Ahead of the latest round of fixtures this weekend, his Championship statistics read as follows: Three starts, two substitute appearances and no goals.
In those three matches he started, he failed to complete the 90 minutes.
Frankly, Jed Wallace deserves better than that.
He is better than that.
The News/Sports Mail reigning player of the season, Wallace was the leading light last term.
In all competitions, he made 50 appearances and scored 17 goals – from midfield. A remarkable haul.
He was Pompey’s best player last season by a distance, even though his team-mates voted for Paul Robinson.
Maybe a tinge of envy clouded their judgement because thinking about what may have happened without his input last season leaves you with a shudder.
He perhaps didn’t quite go into the one-man team bracket but he wasn’t far off.
In three of the five matches since his last appearance for Wolves on October 18, he has been an unused substitute.
In another two, he hasn’t been involved in the matchday squad.
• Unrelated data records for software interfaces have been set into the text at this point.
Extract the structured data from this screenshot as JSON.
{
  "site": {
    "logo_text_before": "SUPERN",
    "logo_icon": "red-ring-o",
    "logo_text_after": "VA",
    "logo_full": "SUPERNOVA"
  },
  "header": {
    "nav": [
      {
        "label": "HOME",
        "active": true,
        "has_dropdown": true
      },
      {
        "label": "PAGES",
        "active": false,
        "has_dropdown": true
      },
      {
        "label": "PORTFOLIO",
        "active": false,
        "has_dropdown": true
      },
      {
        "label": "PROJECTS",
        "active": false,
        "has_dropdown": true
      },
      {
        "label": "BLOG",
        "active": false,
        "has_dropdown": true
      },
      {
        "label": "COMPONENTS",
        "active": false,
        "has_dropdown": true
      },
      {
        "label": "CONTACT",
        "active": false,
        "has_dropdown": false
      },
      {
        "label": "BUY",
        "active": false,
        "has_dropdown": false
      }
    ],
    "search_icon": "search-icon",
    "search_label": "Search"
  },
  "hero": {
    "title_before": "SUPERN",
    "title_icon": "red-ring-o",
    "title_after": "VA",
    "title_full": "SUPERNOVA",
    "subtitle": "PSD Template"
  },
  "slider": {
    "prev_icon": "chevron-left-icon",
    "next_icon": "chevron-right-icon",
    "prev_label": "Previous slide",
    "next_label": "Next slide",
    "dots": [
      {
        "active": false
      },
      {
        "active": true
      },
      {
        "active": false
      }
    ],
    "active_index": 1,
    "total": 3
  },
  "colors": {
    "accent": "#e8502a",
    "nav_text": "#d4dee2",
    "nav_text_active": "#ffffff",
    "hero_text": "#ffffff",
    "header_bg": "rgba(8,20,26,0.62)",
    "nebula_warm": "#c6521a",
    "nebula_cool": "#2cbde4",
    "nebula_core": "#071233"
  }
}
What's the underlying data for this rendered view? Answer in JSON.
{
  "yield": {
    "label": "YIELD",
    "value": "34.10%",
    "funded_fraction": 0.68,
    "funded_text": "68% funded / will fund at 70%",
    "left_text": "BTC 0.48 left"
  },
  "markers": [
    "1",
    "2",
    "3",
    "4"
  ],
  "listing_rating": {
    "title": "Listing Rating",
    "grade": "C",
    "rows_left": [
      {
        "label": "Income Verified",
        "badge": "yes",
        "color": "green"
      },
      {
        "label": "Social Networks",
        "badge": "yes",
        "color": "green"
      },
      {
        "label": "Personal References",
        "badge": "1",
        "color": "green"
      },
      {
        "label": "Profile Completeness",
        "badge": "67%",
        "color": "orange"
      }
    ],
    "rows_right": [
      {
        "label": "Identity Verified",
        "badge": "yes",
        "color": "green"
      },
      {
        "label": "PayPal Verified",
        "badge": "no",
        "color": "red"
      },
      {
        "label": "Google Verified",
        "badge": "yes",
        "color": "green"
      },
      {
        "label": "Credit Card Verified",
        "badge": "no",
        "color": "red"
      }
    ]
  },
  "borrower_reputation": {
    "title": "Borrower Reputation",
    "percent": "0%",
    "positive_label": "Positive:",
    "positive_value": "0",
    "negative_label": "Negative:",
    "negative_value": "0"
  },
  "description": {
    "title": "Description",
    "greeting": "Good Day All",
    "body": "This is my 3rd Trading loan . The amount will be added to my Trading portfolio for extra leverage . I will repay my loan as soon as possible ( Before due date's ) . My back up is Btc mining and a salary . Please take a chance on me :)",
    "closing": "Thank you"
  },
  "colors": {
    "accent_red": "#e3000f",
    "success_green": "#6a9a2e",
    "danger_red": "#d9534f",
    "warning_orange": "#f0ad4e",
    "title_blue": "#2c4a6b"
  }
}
An injury niggle? A selection decision?
Unfortunately, the question doesn’t get asked of Kenny Jackett these days, which shows he is simply seen as a squad player.
It probably didn’t help his cause that he picked up an injury in pre-season – a rarity in itself – to curb his progress at his new club.
But Wallace is the type of player who needs to play regularly.
He needs to be in the limelight, he feeds off the attention and he likes being known. And in my mind, there’s nothing wrong with that.
It’s just the way he is – an approachable, outgoing character who doesn’t take life too seriously and enjoys what he does.
But as Pompey made the arduous trip to Carlisle this weekend, it rekindled memories of his superb long-range bullet of a strike at the same venue last season in the 2-2 draw.
Wallace’s quality shone through – as it did so often last season.
It was hard to see how he could stay at Fratton Park in the summer as he had outgrown his surroundings and deserved to play at a higher level.
But, there is a difference in being employed by a club in a higher division and playing at a higher level.
I’m still convinced he will eventually play regularly in the Championship or beyond, even if he has to move on from his current club.
But sometimes a player needs a mental lift after a tricky time.
I’m sure you’ve twigged where I am going with this but Wallace in Paul Cook’s team could be exactly what is required – by all parties.
His pace can stretch teams, his quality and extra energy would surely add goals from midfield.
Play him out wide or through the middle and he would add an extra dimension.
Would Wolves let him go out on loan? Would Pompey be able to afford his wages? Would he want to return to the club that made him or would he fear a return would be seen as failure?
We don’t know the answers.
But for Pompey, I think it’s worth asking the question.